My introduction to Yungblud came by way of “Tin Pan Boy,” an upbeat tune targeting developers and companies whose sole purpose is to make money, and I fell in love. There’s something about the song reminiscent of Buzzcocks or Subhumans that inspires revolt, and it’s this calling out, this traditionally punk in-your-face attitude that led me to listen to 21st Century Liability, Yungblud’s first full-length album.
Although the album as a whole isn’t on the same level as the single, I wasn’t necessarily disappointed; the songs on 21st Century Liability are memorable in their own way (and are more diverse than his older songs), but they don’t all necessarily carry the same type of weight as the politically-charged “Tin Pan Boy.” They’re not subdued, per say, but they don’t rouse the same fighting spirit. They’re less punk, more mainstream.
What I do like about 21st Century Liability is that it’s unapologetically different than most of what’s considered “top 40.” And each of the songs is distinct from one another; although they each carry subtle similarities (as is expected), they’re all different enough that it doesn’t feel that you’re listening to one very long song.
What’s interesting about Yungblud’s musical style is that it can’t be pigeonholed into one specific category; many of his songs are a combo of rap and rock with repetitive, pop-tinged choruses. “Medication,” although dark in tone, is strangely vivacious, as is “California,” an antagonistic middle finger of a track which is extraordinarily upbeat for a song about drugs and blowing one’s brains out.
Even if it does carry pop undertones, Yungblud shows substantial awareness of and a willingness to share insights into common but stigmatized subjects. “Psychotic Kids,” “Medication,” and “Anarchist” all cover the struggle of dealing with mental health problems and addiction, while “Polygraph Eyes” targets people in bars who go after others who have had too much to drink: “She can’t even run / She can’t even walk / She slurs when she speaks / But you hear what you want when she can’t even talk.” It’s this deep social and personal awareness that makes Yungblud’s music carry weight.

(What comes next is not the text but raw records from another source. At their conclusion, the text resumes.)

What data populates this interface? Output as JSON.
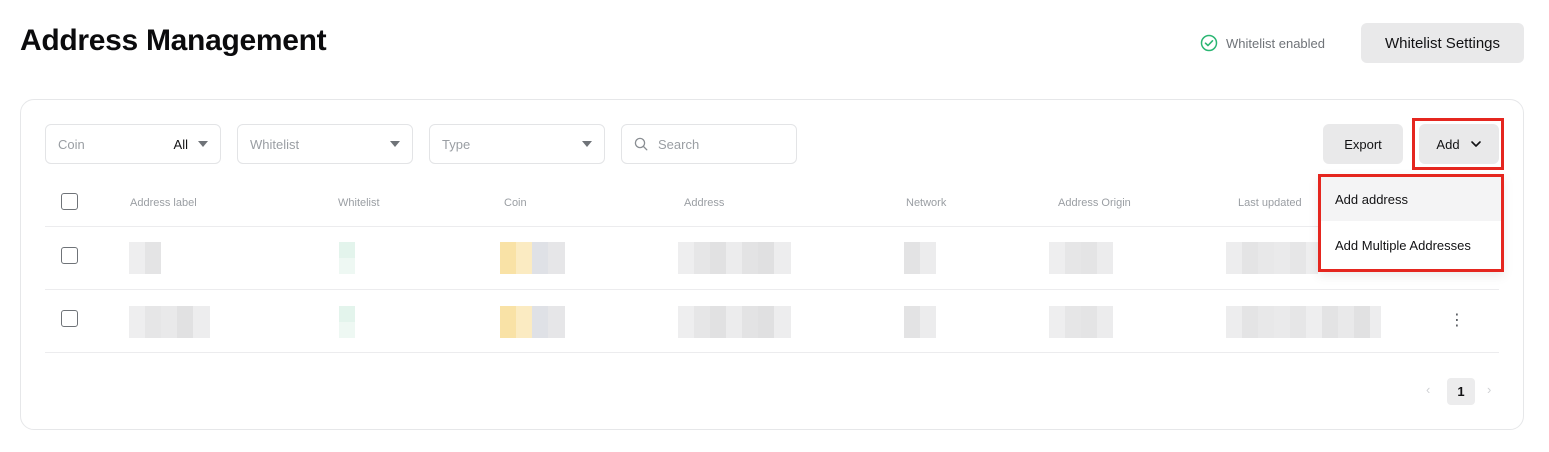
{
  "header": {
    "title": "Address Management",
    "whitelist_status": "Whitelist enabled",
    "settings_button": "Whitelist Settings"
  },
  "filters": {
    "coin": {
      "label": "Coin",
      "value": "All"
    },
    "whitelist": {
      "placeholder": "Whitelist"
    },
    "type": {
      "placeholder": "Type"
    },
    "search": {
      "placeholder": "Search"
    }
  },
  "actions": {
    "export": "Export",
    "add": "Add"
  },
  "add_menu": {
    "items": [
      "Add address",
      "Add Multiple Addresses"
    ]
  },
  "table": {
    "columns": [
      "Address label",
      "Whitelist",
      "Coin",
      "Address",
      "Network",
      "Address Origin",
      "Last updated"
    ]
  },
  "pagination": {
    "current_page": "1",
    "prev": "‹",
    "next": "›"
  },
  "colors": {
    "accent_highlight": "#e5261f",
    "status_green": "#2bb673",
    "button_bg": "#e9e9ea"
  },
  "icons": {
    "status": "check-circle-icon",
    "dropdown": "caret-down-icon",
    "search": "search-icon",
    "add_chevron": "chevron-down-icon",
    "row_menu": "more-vertical-icon"
  }
}
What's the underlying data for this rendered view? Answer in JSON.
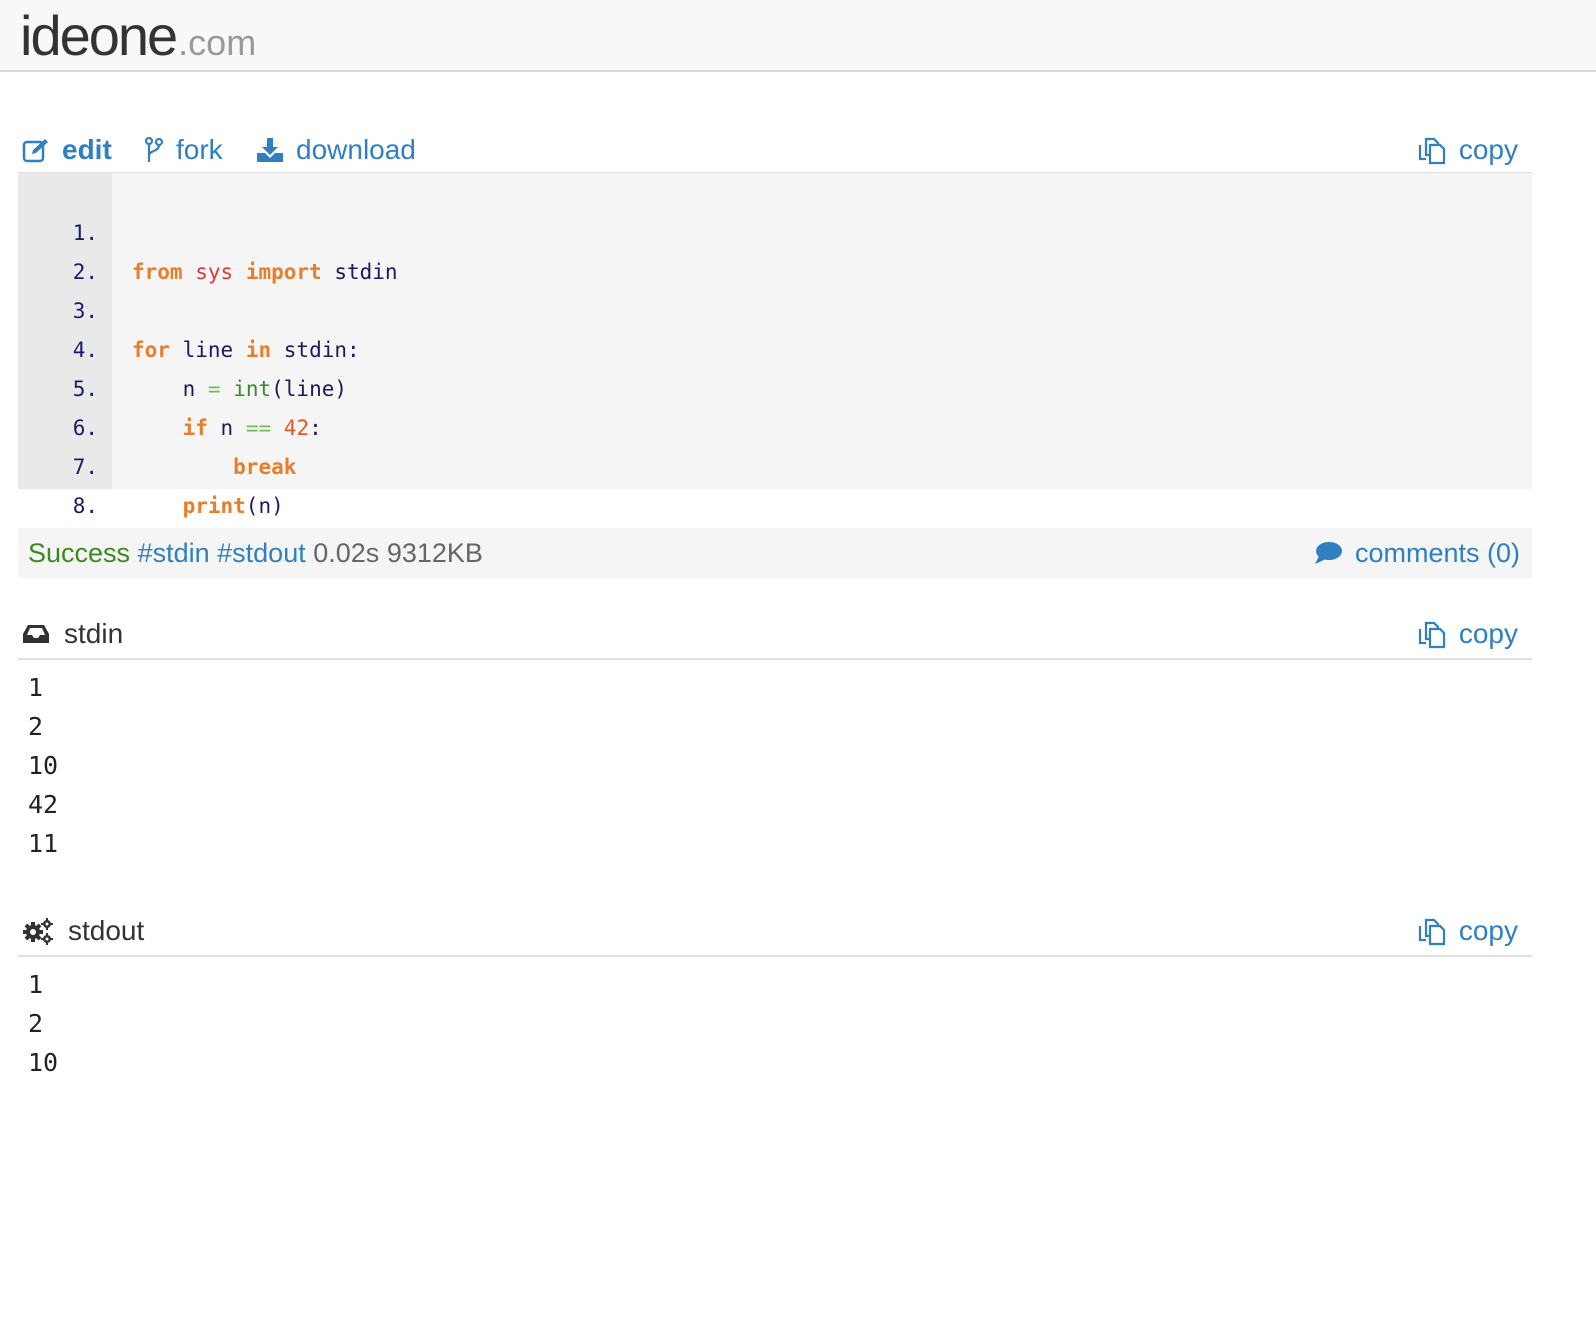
{
  "header": {
    "logo_main": "ideone",
    "logo_tld": ".com"
  },
  "toolbar": {
    "edit_label": "edit",
    "fork_label": "fork",
    "download_label": "download",
    "copy_label": "copy"
  },
  "code": {
    "line_numbers": [
      "1.",
      "2.",
      "3.",
      "4.",
      "5.",
      "6.",
      "7.",
      "8."
    ],
    "lines": [
      "from sys import stdin",
      "",
      "for line in stdin:",
      "    n = int(line)",
      "    if n == 42:",
      "        break",
      "    print(n)",
      ""
    ]
  },
  "status": {
    "result": "Success",
    "tags": [
      "#stdin",
      "#stdout"
    ],
    "time": "0.02s",
    "memory": "9312KB",
    "comments_label": "comments (0)"
  },
  "stdin": {
    "title": "stdin",
    "copy_label": "copy",
    "lines": [
      "1",
      "2",
      "10",
      "42",
      "11"
    ]
  },
  "stdout": {
    "title": "stdout",
    "copy_label": "copy",
    "lines": [
      "1",
      "2",
      "10"
    ]
  },
  "colors": {
    "link": "#2f7fc1",
    "success": "#3c8a1f",
    "keyword": "#e87d2a",
    "module": "#d63c3c",
    "builtin": "#3a8a2a",
    "number": "#e8552a"
  },
  "icons": {
    "edit": "edit-icon",
    "fork": "fork-icon",
    "download": "download-icon",
    "copy": "copy-icon",
    "comments": "comment-icon",
    "stdin": "inbox-icon",
    "stdout": "gears-icon"
  }
}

However, there is one song on 21st Century Liability that is undoubtedly punk. The title track, “21st Century Liability” is evocative of Rage Against the Machine in both musical style and lyrics, unapologetically belligerent and obnoxious, and balances out the heavier subjects on the album.
Although I wouldn’t necessarily compare the majority of 21st Century Liability to traditional punk a la Anthrax or Dead Kennedys, it does manage to show astounding awareness of important topics by delving deep into them in a way most mainstream artists don’t, while weaving several genres together and making it sound good. This, coupled with Yungblud’s evident talent and distinctive style is what makes 21st Century Liability exceptional.